◆ Dataset rows describing interfaces ◆

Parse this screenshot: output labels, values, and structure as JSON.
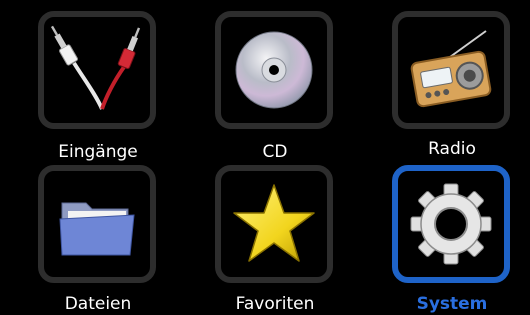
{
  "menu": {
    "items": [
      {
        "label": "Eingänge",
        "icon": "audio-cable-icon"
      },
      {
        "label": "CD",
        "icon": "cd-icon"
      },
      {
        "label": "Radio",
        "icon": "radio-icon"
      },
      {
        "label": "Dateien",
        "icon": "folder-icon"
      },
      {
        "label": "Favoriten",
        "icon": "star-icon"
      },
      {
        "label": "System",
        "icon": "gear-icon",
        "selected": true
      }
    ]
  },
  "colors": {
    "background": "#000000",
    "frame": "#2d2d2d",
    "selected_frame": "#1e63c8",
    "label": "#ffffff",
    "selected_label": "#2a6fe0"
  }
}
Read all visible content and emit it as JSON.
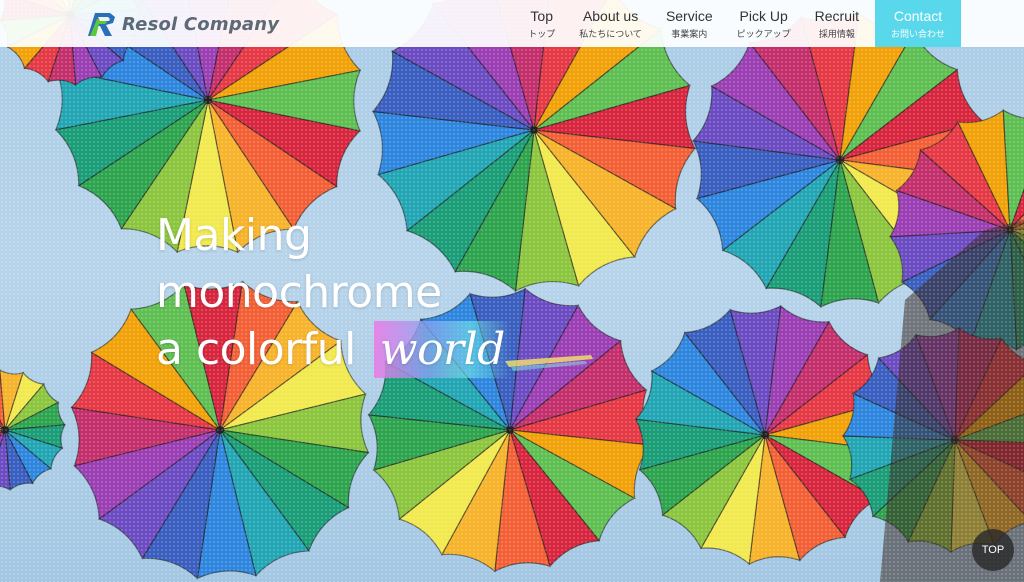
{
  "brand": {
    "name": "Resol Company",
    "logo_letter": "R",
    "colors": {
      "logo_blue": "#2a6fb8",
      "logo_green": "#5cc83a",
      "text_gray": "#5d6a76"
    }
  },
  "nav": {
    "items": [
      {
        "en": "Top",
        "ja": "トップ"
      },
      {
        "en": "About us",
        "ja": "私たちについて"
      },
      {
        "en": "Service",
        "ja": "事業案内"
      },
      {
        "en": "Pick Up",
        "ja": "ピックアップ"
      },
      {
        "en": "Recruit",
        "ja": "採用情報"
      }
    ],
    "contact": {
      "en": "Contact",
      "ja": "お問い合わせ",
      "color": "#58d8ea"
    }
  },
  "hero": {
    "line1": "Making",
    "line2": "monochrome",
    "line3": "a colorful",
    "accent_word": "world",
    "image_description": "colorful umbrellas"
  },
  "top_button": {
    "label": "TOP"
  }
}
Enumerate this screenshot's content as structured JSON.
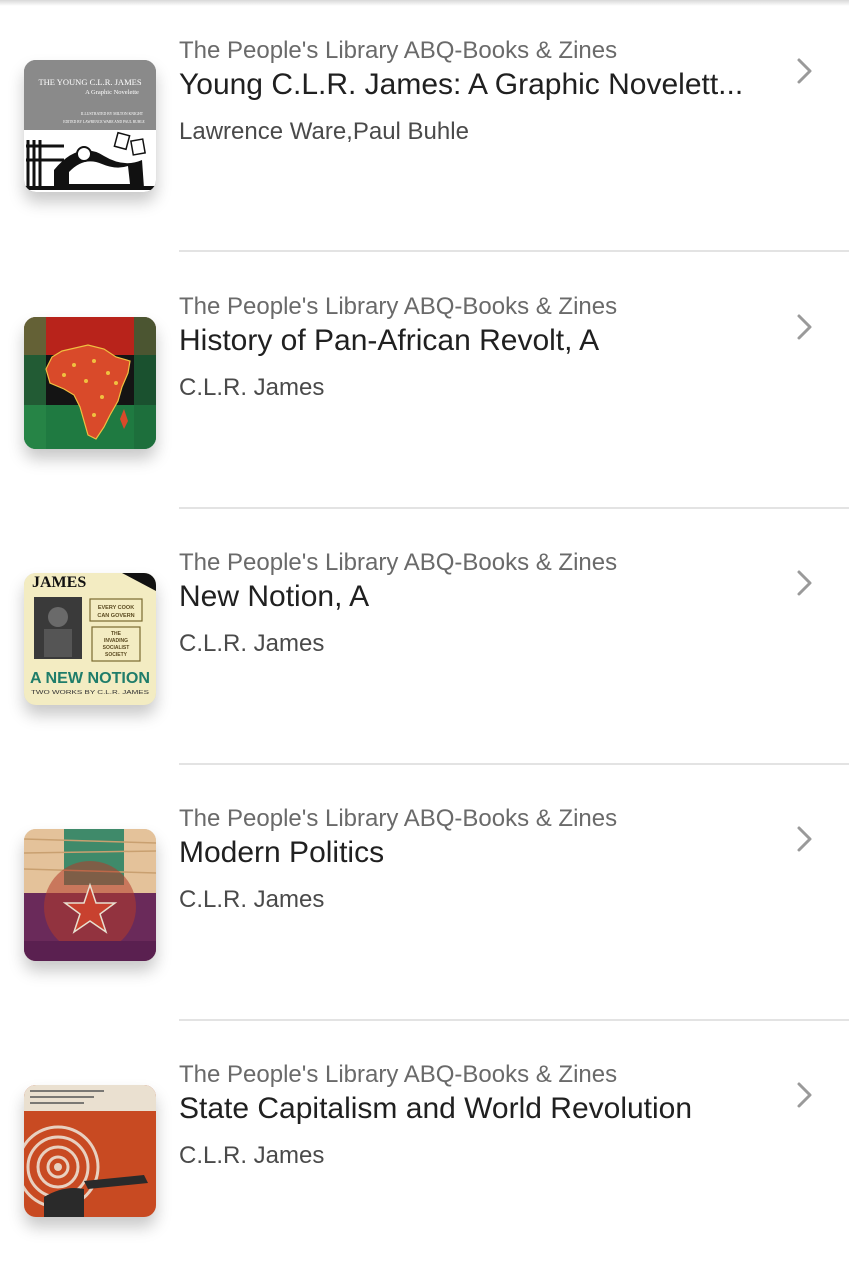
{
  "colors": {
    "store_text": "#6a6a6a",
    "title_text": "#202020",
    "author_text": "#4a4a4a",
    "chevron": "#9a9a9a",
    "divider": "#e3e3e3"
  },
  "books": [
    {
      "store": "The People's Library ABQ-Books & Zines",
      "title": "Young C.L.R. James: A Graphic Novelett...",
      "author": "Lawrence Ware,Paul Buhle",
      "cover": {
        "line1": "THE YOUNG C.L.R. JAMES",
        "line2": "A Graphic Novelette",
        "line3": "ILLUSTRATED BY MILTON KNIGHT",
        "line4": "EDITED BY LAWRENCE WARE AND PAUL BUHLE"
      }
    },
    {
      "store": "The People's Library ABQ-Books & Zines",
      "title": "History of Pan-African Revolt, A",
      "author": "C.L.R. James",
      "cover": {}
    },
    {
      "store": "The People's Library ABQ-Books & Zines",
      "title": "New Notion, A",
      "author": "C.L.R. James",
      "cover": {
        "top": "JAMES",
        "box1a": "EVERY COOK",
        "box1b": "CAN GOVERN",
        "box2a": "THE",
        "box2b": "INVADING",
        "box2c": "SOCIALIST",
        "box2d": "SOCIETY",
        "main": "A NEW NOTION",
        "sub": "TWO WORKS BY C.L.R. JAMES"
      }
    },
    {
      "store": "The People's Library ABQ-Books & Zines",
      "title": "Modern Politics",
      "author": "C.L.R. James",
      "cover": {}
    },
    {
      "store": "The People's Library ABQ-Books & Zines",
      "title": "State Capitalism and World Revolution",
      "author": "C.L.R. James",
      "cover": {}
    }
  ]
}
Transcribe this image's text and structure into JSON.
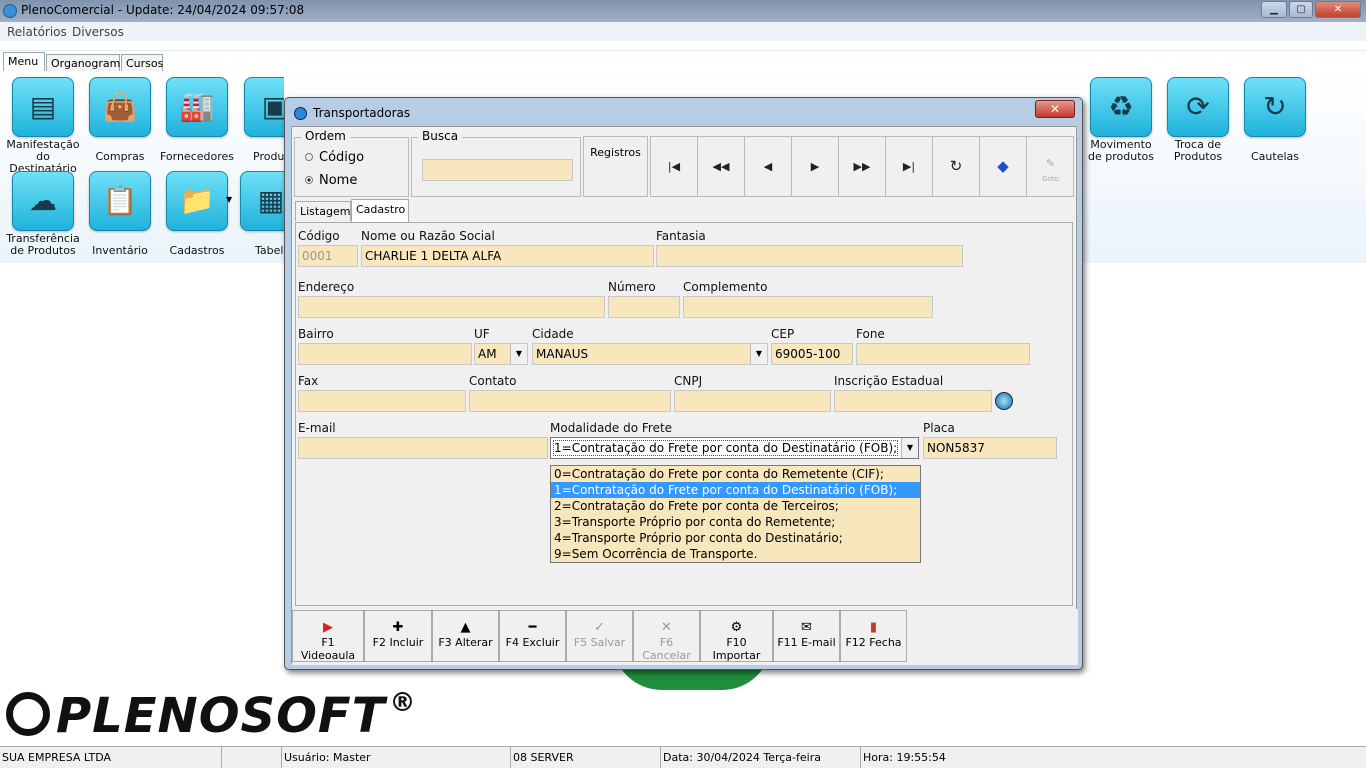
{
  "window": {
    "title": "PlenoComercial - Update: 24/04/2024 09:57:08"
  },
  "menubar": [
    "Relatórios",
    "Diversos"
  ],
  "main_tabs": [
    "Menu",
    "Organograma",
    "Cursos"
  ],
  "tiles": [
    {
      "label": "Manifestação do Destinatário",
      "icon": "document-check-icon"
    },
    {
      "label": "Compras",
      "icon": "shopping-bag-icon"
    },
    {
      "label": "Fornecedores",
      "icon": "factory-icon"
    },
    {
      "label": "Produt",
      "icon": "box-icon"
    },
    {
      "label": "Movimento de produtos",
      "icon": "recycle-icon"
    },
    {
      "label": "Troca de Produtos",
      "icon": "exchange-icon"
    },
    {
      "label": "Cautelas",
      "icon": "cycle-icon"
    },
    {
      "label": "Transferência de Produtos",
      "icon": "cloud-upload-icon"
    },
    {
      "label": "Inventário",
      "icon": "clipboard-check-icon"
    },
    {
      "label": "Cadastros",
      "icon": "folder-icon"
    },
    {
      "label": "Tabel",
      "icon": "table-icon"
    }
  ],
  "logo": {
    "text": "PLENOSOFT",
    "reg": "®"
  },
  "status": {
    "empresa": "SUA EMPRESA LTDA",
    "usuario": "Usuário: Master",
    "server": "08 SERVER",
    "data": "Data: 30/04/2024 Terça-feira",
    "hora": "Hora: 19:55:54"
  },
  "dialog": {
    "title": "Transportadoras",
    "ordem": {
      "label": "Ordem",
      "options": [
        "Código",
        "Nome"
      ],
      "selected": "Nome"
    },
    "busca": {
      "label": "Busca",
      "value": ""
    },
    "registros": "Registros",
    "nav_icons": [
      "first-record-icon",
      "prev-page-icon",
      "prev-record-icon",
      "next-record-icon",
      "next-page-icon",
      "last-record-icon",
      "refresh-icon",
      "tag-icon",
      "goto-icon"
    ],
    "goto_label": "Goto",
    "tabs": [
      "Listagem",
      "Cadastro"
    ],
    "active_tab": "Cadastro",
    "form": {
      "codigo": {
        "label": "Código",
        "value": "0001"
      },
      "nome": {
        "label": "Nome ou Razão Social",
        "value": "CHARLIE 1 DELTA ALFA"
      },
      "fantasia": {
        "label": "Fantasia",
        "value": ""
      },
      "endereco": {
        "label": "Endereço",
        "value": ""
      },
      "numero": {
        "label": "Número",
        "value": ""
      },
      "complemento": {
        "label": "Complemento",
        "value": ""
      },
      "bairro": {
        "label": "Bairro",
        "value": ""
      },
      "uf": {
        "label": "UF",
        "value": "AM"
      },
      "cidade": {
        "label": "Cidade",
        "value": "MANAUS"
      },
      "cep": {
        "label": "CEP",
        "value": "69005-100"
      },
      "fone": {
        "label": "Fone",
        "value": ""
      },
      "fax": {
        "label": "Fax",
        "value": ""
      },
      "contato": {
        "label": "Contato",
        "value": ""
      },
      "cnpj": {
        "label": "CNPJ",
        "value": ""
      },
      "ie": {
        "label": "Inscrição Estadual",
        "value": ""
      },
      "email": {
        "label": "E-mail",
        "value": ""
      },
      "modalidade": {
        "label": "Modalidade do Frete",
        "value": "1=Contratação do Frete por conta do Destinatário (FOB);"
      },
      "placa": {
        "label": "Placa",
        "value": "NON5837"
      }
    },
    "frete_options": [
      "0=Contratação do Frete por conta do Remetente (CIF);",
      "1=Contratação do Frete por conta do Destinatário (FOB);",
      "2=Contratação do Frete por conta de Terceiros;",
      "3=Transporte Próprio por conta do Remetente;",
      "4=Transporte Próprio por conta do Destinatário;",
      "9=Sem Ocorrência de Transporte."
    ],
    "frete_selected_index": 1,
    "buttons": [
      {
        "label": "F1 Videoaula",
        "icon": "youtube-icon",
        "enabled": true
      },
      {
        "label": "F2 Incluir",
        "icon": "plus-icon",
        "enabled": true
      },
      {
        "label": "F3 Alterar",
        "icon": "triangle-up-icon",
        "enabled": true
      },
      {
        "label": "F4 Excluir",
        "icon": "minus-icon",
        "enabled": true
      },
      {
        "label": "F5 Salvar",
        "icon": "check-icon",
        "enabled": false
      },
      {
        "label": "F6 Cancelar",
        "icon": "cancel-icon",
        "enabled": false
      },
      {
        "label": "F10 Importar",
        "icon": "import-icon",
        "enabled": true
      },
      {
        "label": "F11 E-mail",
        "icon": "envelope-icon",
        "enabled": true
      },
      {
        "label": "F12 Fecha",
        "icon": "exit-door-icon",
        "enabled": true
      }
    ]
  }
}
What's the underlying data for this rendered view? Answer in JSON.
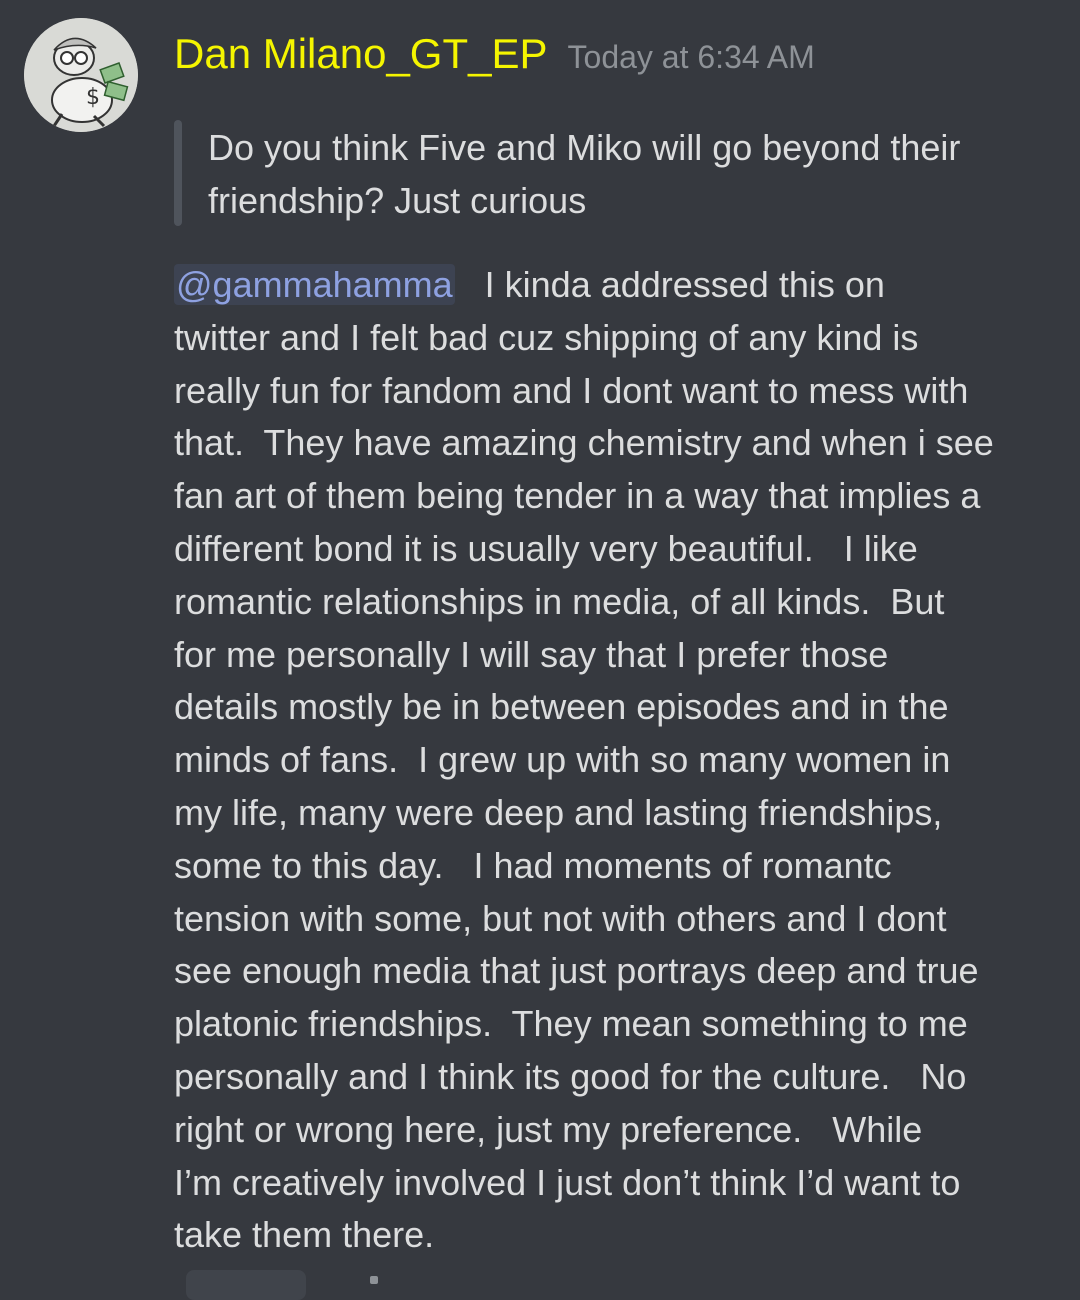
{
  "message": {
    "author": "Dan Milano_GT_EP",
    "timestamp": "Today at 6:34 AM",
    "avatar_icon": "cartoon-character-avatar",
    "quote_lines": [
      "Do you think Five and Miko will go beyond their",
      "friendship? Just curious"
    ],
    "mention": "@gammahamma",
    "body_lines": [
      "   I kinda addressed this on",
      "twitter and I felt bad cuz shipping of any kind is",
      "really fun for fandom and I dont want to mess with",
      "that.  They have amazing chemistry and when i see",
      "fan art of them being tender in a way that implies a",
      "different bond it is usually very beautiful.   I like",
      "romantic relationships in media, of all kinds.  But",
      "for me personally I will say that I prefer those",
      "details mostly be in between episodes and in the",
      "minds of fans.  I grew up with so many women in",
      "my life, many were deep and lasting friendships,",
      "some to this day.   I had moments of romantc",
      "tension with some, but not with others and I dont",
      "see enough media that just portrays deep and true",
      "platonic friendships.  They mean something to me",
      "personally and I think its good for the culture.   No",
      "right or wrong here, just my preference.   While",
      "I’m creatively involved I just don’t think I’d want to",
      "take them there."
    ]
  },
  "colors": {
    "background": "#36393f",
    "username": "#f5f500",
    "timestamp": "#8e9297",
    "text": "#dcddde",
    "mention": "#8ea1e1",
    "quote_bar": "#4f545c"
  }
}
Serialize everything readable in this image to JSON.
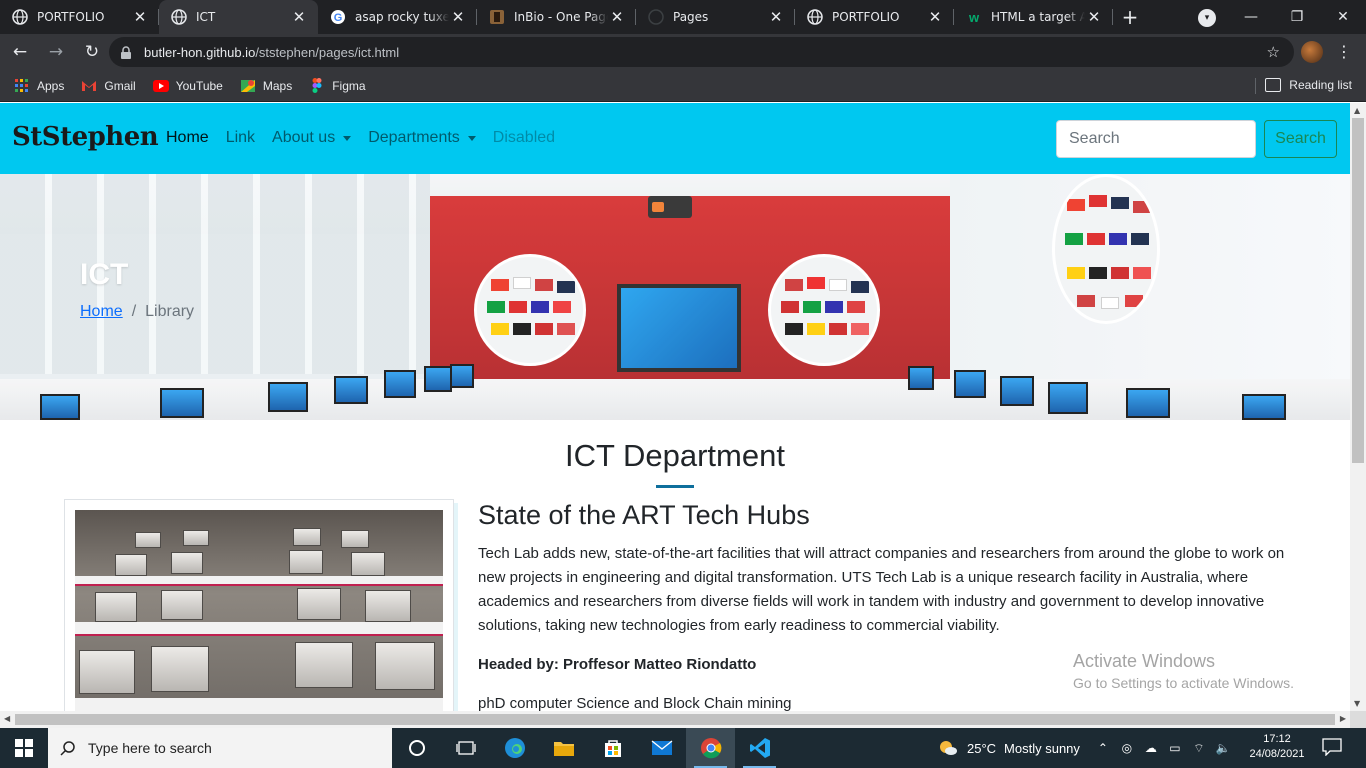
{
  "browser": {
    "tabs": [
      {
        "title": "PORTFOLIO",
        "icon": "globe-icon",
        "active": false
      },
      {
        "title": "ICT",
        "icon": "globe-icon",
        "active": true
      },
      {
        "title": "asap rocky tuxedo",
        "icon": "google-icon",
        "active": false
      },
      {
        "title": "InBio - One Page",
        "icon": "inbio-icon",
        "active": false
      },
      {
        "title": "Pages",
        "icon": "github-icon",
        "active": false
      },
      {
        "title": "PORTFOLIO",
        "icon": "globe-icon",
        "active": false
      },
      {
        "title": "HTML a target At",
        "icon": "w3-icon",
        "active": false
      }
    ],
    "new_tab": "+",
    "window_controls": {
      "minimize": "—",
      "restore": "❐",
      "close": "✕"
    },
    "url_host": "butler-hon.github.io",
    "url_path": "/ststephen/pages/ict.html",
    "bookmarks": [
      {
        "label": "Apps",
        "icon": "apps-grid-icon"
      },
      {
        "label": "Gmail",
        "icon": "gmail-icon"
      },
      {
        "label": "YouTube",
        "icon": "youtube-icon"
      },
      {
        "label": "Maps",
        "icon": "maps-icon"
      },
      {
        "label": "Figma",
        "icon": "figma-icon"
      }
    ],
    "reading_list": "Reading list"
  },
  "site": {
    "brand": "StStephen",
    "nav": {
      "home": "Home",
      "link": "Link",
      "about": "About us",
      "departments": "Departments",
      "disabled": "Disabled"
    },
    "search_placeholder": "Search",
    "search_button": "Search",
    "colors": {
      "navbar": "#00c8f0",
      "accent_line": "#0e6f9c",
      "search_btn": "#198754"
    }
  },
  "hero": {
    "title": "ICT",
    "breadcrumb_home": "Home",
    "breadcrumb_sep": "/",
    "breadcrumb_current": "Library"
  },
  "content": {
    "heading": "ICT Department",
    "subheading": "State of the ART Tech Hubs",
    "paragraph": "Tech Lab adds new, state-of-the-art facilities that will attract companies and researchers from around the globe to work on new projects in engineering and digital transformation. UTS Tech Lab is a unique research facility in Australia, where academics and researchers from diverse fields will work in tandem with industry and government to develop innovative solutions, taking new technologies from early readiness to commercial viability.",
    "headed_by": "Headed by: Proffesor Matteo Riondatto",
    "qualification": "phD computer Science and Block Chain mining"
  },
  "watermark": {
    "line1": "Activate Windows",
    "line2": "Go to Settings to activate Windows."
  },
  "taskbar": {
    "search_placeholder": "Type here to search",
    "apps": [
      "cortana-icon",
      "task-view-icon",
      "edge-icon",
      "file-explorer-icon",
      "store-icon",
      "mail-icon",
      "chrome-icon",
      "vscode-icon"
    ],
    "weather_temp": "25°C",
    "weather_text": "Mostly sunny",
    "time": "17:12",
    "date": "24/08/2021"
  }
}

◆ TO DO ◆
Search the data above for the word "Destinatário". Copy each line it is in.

◆ OUTPUT FOR THIS TASK ◆
      "label": "Manifestação do Destinatário",
        "value": "1=Contratação do Frete por conta do Destinatário (FOB);"
      "1=Contratação do Frete por conta do Destinatário (FOB);",
      "4=Transporte Próprio por conta do Destinatário;",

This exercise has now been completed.